Work request: Return every line of the records below verbatim, with no pictures in the copy.

● ● ● ● ● ● ●

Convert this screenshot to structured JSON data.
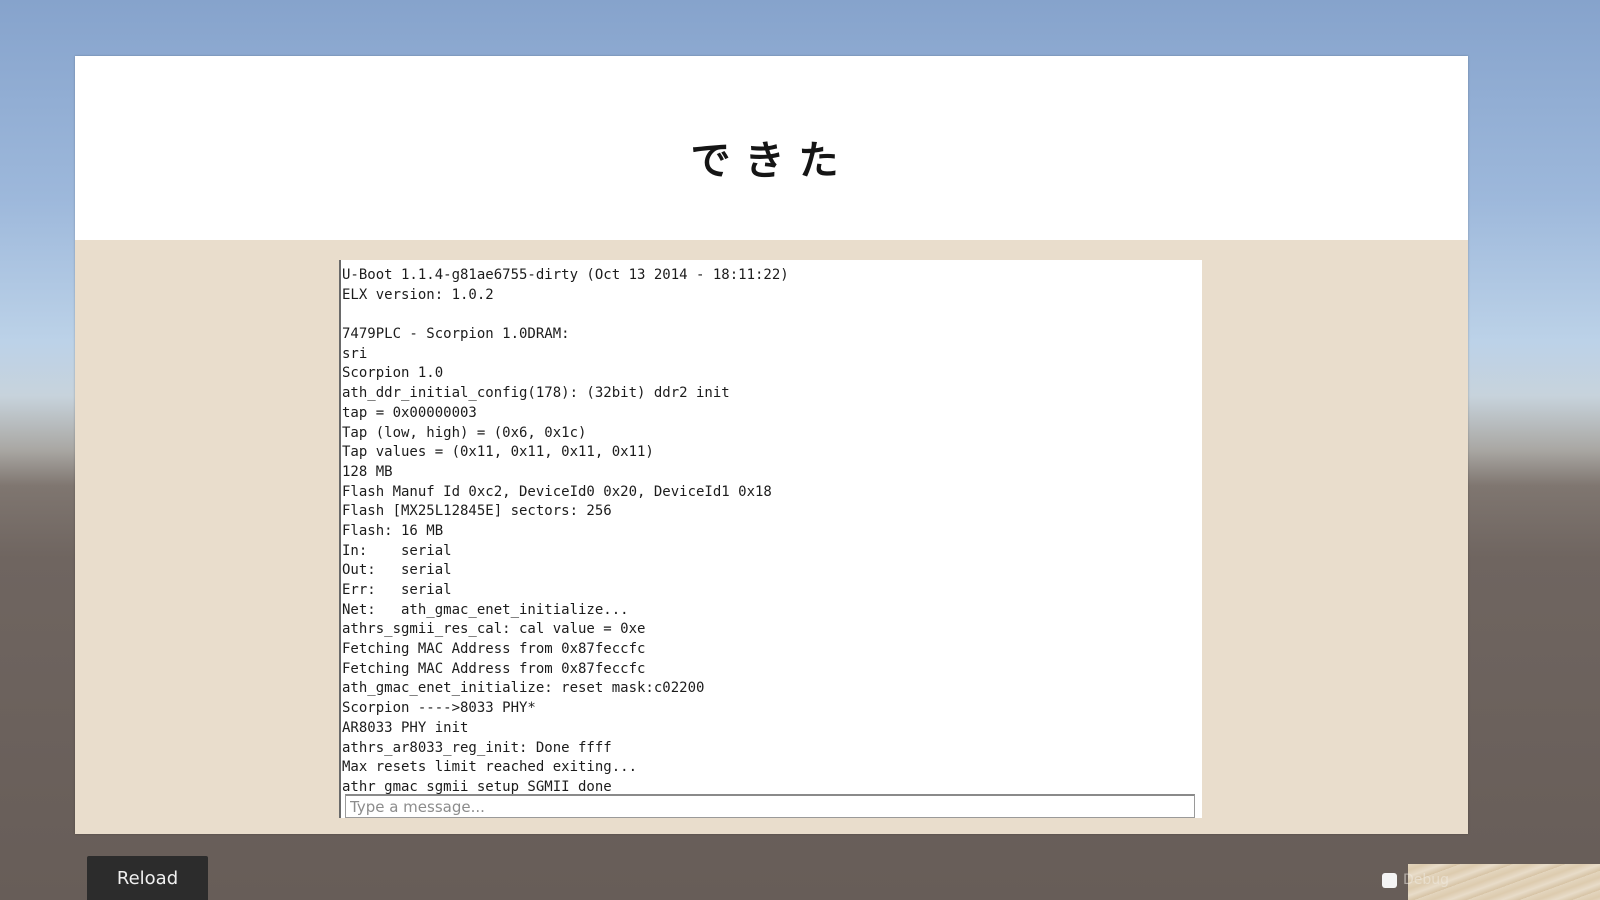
{
  "page": {
    "title": "できた"
  },
  "console": {
    "lines": [
      "U-Boot 1.1.4-g81ae6755-dirty (Oct 13 2014 - 18:11:22)",
      "ELX version: 1.0.2",
      "",
      "7479PLC - Scorpion 1.0DRAM:",
      "sri",
      "Scorpion 1.0",
      "ath_ddr_initial_config(178): (32bit) ddr2 init",
      "tap = 0x00000003",
      "Tap (low, high) = (0x6, 0x1c)",
      "Tap values = (0x11, 0x11, 0x11, 0x11)",
      "128 MB",
      "Flash Manuf Id 0xc2, DeviceId0 0x20, DeviceId1 0x18",
      "Flash [MX25L12845E] sectors: 256",
      "Flash: 16 MB",
      "In:    serial",
      "Out:   serial",
      "Err:   serial",
      "Net:   ath_gmac_enet_initialize...",
      "athrs_sgmii_res_cal: cal value = 0xe",
      "Fetching MAC Address from 0x87feccfc",
      "Fetching MAC Address from 0x87feccfc",
      "ath_gmac_enet_initialize: reset mask:c02200",
      "Scorpion ---->8033 PHY*",
      "AR8033 PHY init",
      "athrs_ar8033_reg_init: Done ffff",
      "Max resets limit reached exiting...",
      "athr_gmac_sgmii_setup SGMII done"
    ]
  },
  "input": {
    "placeholder": "Type a message..."
  },
  "controls": {
    "reload_label": "Reload",
    "debug_label": "Debug"
  }
}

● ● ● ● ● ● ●

Result of the exercise:
Convert this screenshot to structured JSON data.
{
  "page": {
    "title": "できた"
  },
  "console": {
    "lines": [
      "U-Boot 1.1.4-g81ae6755-dirty (Oct 13 2014 - 18:11:22)",
      "ELX version: 1.0.2",
      "",
      "7479PLC - Scorpion 1.0DRAM:",
      "sri",
      "Scorpion 1.0",
      "ath_ddr_initial_config(178): (32bit) ddr2 init",
      "tap = 0x00000003",
      "Tap (low, high) = (0x6, 0x1c)",
      "Tap values = (0x11, 0x11, 0x11, 0x11)",
      "128 MB",
      "Flash Manuf Id 0xc2, DeviceId0 0x20, DeviceId1 0x18",
      "Flash [MX25L12845E] sectors: 256",
      "Flash: 16 MB",
      "In:    serial",
      "Out:   serial",
      "Err:   serial",
      "Net:   ath_gmac_enet_initialize...",
      "athrs_sgmii_res_cal: cal value = 0xe",
      "Fetching MAC Address from 0x87feccfc",
      "Fetching MAC Address from 0x87feccfc",
      "ath_gmac_enet_initialize: reset mask:c02200",
      "Scorpion ---->8033 PHY*",
      "AR8033 PHY init",
      "athrs_ar8033_reg_init: Done ffff",
      "Max resets limit reached exiting...",
      "athr_gmac_sgmii_setup SGMII done"
    ]
  },
  "input": {
    "placeholder": "Type a message..."
  },
  "controls": {
    "reload_label": "Reload",
    "debug_label": "Debug"
  }
}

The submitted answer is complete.